1. Encourage accountability 

  • Identify what you are trying to achieve and how you are holding yourself and the organisation to account.
  • You are accountable to the population you serve, and the workforce you lead, so seek assurance from them on whether you’re making meaningful progress.
  • It is one thing to say you’ve got a “zero tolerance” approach but if there are no consequences then there is no point.
  • Embed EDI into an accountability framework.

2. Education on race

  • Make race education a priority to ensure people understand the external and internal context.
  • Encourage people to join the dots on their own (self learning). 
  • Give people the literature and then challenge them.
  • Tell people the session starts with the literature, so they know they must read it. 

3. Foster safe spaces

  • Create space for honest conversations.
  • Ensure conversations are confidential.
  • Find skilled facilitators. Shouldn’t always be the HR director.
  • Consider external coaching, particularly for chairs, to build confidence and capability to lead on race.

4. Focus on personal values and behaviours

  • White leaders taking the lead on this agenda is essential. 
  • Be fully committed to EDI as you cannot drive change without the support of the board.
  • Recognise leadership is fundamentally about prioritisation. 
  • Listen to people's lived experience. Understand what it feels like to be excluded. 
  • Get people to express their vulnerabilities. 
  • Be humble and admit that you don't know everything and hold biases. Recognise and acknowledge where you haven't done well. 
  • Personally believe in it and role model it.
  • Behaviours and actions speak volumes to colleagues from diverse communities. 

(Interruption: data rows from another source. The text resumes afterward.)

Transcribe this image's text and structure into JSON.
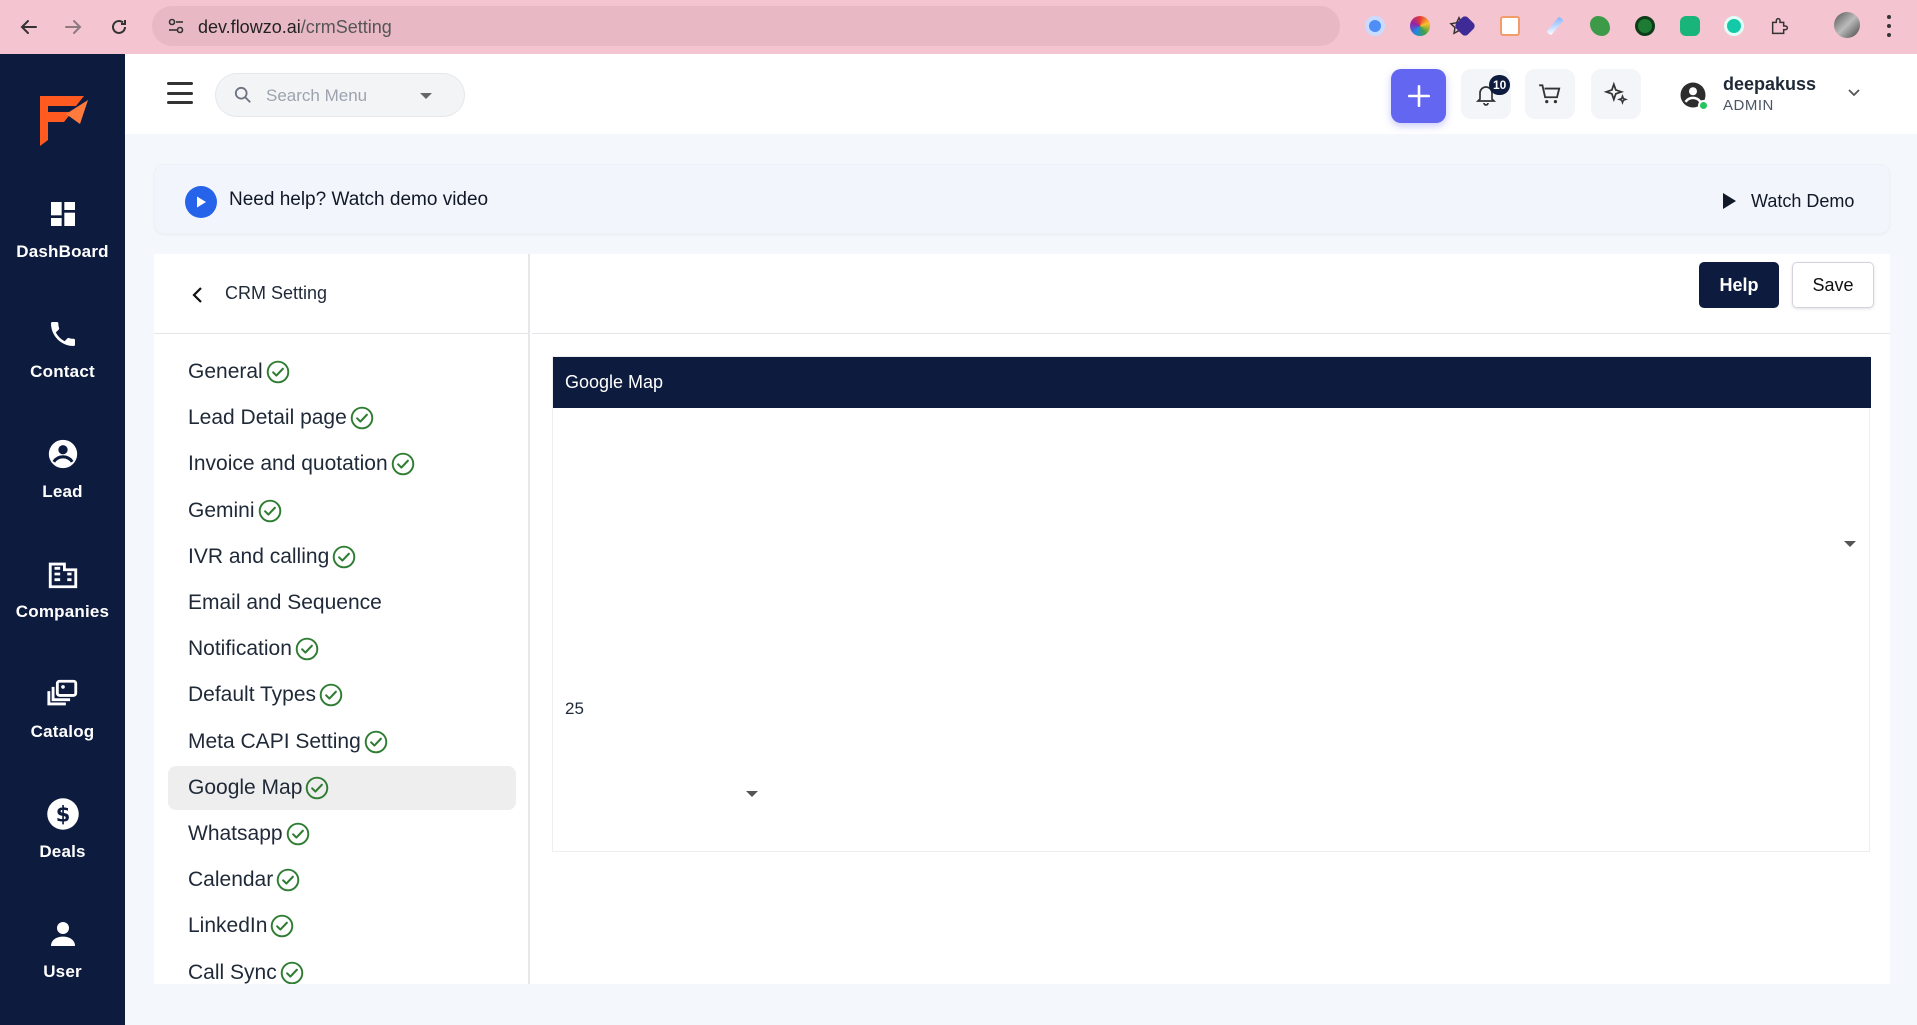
{
  "browser": {
    "url_host": "dev.flowzo.ai",
    "url_path": "/crmSetting"
  },
  "sidebar": {
    "items": [
      {
        "label": "DashBoard",
        "icon": "dashboard-icon"
      },
      {
        "label": "Contact",
        "icon": "phone-icon"
      },
      {
        "label": "Lead",
        "icon": "person-circle-icon"
      },
      {
        "label": "Companies",
        "icon": "companies-icon"
      },
      {
        "label": "Catalog",
        "icon": "catalog-icon"
      },
      {
        "label": "Deals",
        "icon": "dollar-icon"
      },
      {
        "label": "User",
        "icon": "user-icon"
      }
    ]
  },
  "header": {
    "search_placeholder": "Search Menu",
    "notifications_count": "10",
    "user_name": "deepakuss",
    "user_role": "ADMIN"
  },
  "help_banner": {
    "text": "Need help? Watch demo video",
    "watch_demo": "Watch Demo"
  },
  "settings": {
    "title": "CRM Setting",
    "help_button": "Help",
    "save_button": "Save",
    "menu": [
      {
        "label": "General",
        "checked": true
      },
      {
        "label": "Lead Detail page",
        "checked": true
      },
      {
        "label": "Invoice and quotation",
        "checked": true
      },
      {
        "label": "Gemini",
        "checked": true
      },
      {
        "label": "IVR and calling",
        "checked": true
      },
      {
        "label": "Email and Sequence",
        "checked": false
      },
      {
        "label": "Notification",
        "checked": true
      },
      {
        "label": "Default Types",
        "checked": true
      },
      {
        "label": "Meta CAPI Setting",
        "checked": true
      },
      {
        "label": "Google Map",
        "checked": true,
        "active": true
      },
      {
        "label": "Whatsapp",
        "checked": true
      },
      {
        "label": "Calendar",
        "checked": true
      },
      {
        "label": "LinkedIn",
        "checked": true
      },
      {
        "label": "Call Sync",
        "checked": true
      }
    ],
    "section_title": "Google Map",
    "zoom_value": "25"
  },
  "colors": {
    "navy": "#0d1b3e",
    "accent": "#6366f1",
    "check_green": "#2e7d32",
    "chrome_pink": "#f4c4d0"
  }
}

5. Challenge discrimination as a priority 

  • Call out and challenge things that are discriminatory.
  • Listen to the experiences of minority communities and the micro-aggressions that aren't called out. 
  • Support staff to stand up to unacceptable behaviour from patients - yellow carding demonstrations that abuse won't be tolerated. 


6. Create a culture of challenging yourselves 

  • Where the board is not cohesive, this is a positive thing - only by understanding the core views of board members can you start to have more challenging conversations. 
  • Draw on external support so you have someone who can look objectively and challenge your thinking. 

7. Close engagement with staff and community networks

  • Staff networks are like a social movement - they can speak truth to power inside the NHS. A crucial way of checking what is going on. 
  • Networks give people a place to share. This is best done in specific groups i.e not all minority ethnic people experience prejudice in the same way.
  • Buddy executive champions with your staff networks to help foster trust between staff and the board. 
  • Co-design programmes with board members and the minority ethnic network. 
  • Reverse mentoring - it can be a powerful with white colleagues. 
  • Don't just talk to staff about their live experience, talk to your communities about how they experience your services. Put them in the driving seat in how to tackle inequity. 
  • Link into community groups through their trusted voices and run community-based workshops.
  • Do more as an anchor institution to offer employment opportunities to the most deprives communities. 

8. Improve HR processes

  • Look at all HR processes, recruitment and retention - embed equality, diversity and inclusion (EDI). 
  • Comply or explain accountability.
  • Be proactive - we introduced an associate NED post on our board as a development post offered only to candidates from ethnic minority background. 
  • Clear policies and position on allyship, intersectionality, promoting psychological safety within the organisation. 
  • Positive action especially in recruitment.
  • Criteria used for recruitment searches are as open as possible to encourage diverse applicants.
  • Ethnic minority representative on all band 7 and above interviews.

9. Better use and understanding of data 

  • It is not about what you say, it is about what is found when research is done on the organisation. 
  • Be an evidence-based organisation which is held to account by hard data. But recognise data alone will not drive change. 
  • Address and make links between data and personal experiences.
  • Implement systems to cut all data by different characteristics.
  • Cut waiting list data by ethnicity and deprivation - do more work to discover why ethnic minorities are waiting longer.
  • Look at the staff survey - recognise that one person's informal performance management conversation is another person's bullying conversation. 

10. Link with health inequalities interventions 

  • Make tackling health inequalities a central part of any organisational strategy - the golden thread. 
  • Put health inequalities into the annual planning cycle. 
  • Provide support for the board on understanding health inequalities across the system - how to prioritise and address. 


Trust leaders describe initiatives that didn't work for them: